The spice has a long history in Ayurvedic medicine. It’s mainly valued for its anti-inflammatory properties. These can be a huge benefit to people with certain chronic medical conditions, especially rheumatoid arthritis.
For the colder months, however, the main benefit of turmeric is its antioxidant qualities. These help the body to keep itself in good condition even when it’s under attack from the cold-weather nasties.
Black pepper is a natural partner for turmeric not just because of the taste but because black pepper is known to enhance the effect of turmeric. In fact, if you buy turmeric supplements, they often include black pepper for this reason.
This spice is, however, very beneficial on its own. Like turmeric, it’s high in antioxidants and has anti-inflammatory properties. It’s also a source of manganese. This mineral is closely associated with health and, in particular, with healing, especially wound healing.
Like the other cold-weather spices, black pepper also has a heating effect when consumed. This may be a bit too much in the warmer months but can be very pleasant in the colder ones. In fact, pepper can be a very simple way to liven up basic winter dishes.
In fiction, garlic is valued for its ability to ward off vampires. In real life, garlic is valued for its ability to ward off all kinds of minor nasties. Garlic really is an all-around booster for your immune system, and as a spice for cooking, adds delicious, rich flavor. Not only is it rich in vitamins, but it’s also rich in minerals and is known to be a source of sulfur compounds. That’s a large part of what gives the herb its characteristic smell.
Sulfur may not sound like it’s great for the body. In actual fact, however, it’s vital for several bodily processes. It plays a key role in keeping your skin healthy. This is particularly important in harsh winter weather.
Garlic is also known to be antimicrobial, antifungal, antibacterial, and antioxidant. That’s a whole lot of protection against whatever cold-weather bugs wind up going your way.
From a health perspective, cinnamon is packed full of antioxidants and has anti-viral, anti-bacterial, anti-fungal, and anti-inflammatory properties. Its anti-inflammatory properties are a large part of what makes it so good to drink if you have a sore throat.
Cinnamon is a classic cold-weather spice for recipes, and for many good reasons. Probably the most obvious one is that it’s rich, warm, and comforting. It’s mainly used for sweet foods but can be used for savory ones.
Bonus pick – pumpkin seeds
Technically, seeds are different from spices. They are, however, the base material for a lot of spices for cooking. What’s more, pumpkin is arguably, the classic fall flavor. Come Halloween, everybody makes pumpkin lanterns and that means there are plenty of pumpkin seeds to be used up. Many people also use pumpkin throughout the season, creating even more seeds.
If you’re lucky enough to have pumpkin seeds, make the most of them. They really are one of the most nutrition-packed foods around as well as very tasty. Like most seeds, they’re a great source of protein and they’re also packed full of vitamins, minerals, and antioxidants.
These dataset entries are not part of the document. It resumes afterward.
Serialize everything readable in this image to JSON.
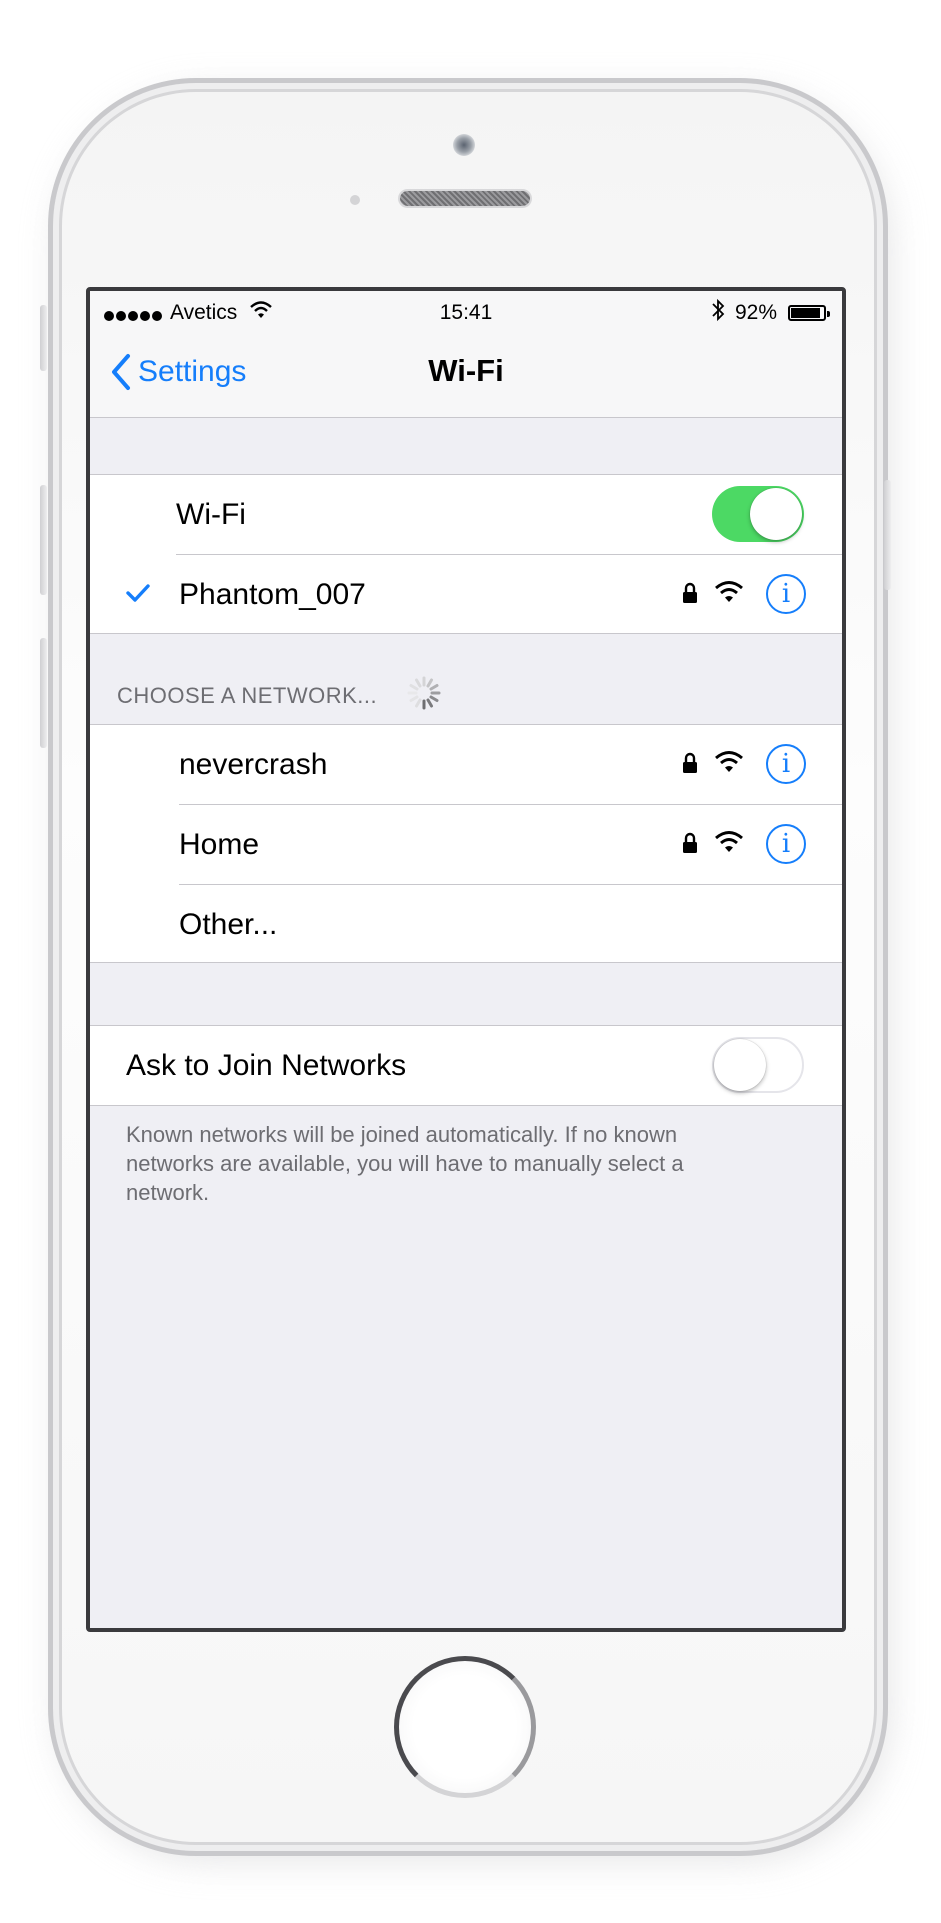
{
  "status_bar": {
    "carrier": "Avetics",
    "time": "15:41",
    "battery_percent": "92%",
    "battery_level": 0.92
  },
  "nav": {
    "back_label": "Settings",
    "title": "Wi-Fi"
  },
  "wifi_toggle": {
    "label": "Wi-Fi",
    "on": true
  },
  "connected_network": {
    "name": "Phantom_007",
    "secured": true
  },
  "choose_section": {
    "header": "CHOOSE A NETWORK...",
    "networks": [
      {
        "name": "nevercrash",
        "secured": true
      },
      {
        "name": "Home",
        "secured": true
      }
    ],
    "other_label": "Other..."
  },
  "ask_to_join": {
    "label": "Ask to Join Networks",
    "on": false,
    "footer": "Known networks will be joined automatically. If no known networks are available, you will have to manually select a network."
  },
  "colors": {
    "accent": "#157efb",
    "toggle_on": "#4cd964",
    "background": "#efeff4",
    "secondary_text": "#6d6d72"
  }
}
In particular, they’re a good source of magnesium. One of the functions of magnesium is to help with sleep regulation. This is important all year round. It is, however, often particularly important as nights get longer. This can really throw off the body’s natural rhythms, hence the fact that so many people often find it so hard to get out of bed in the morning.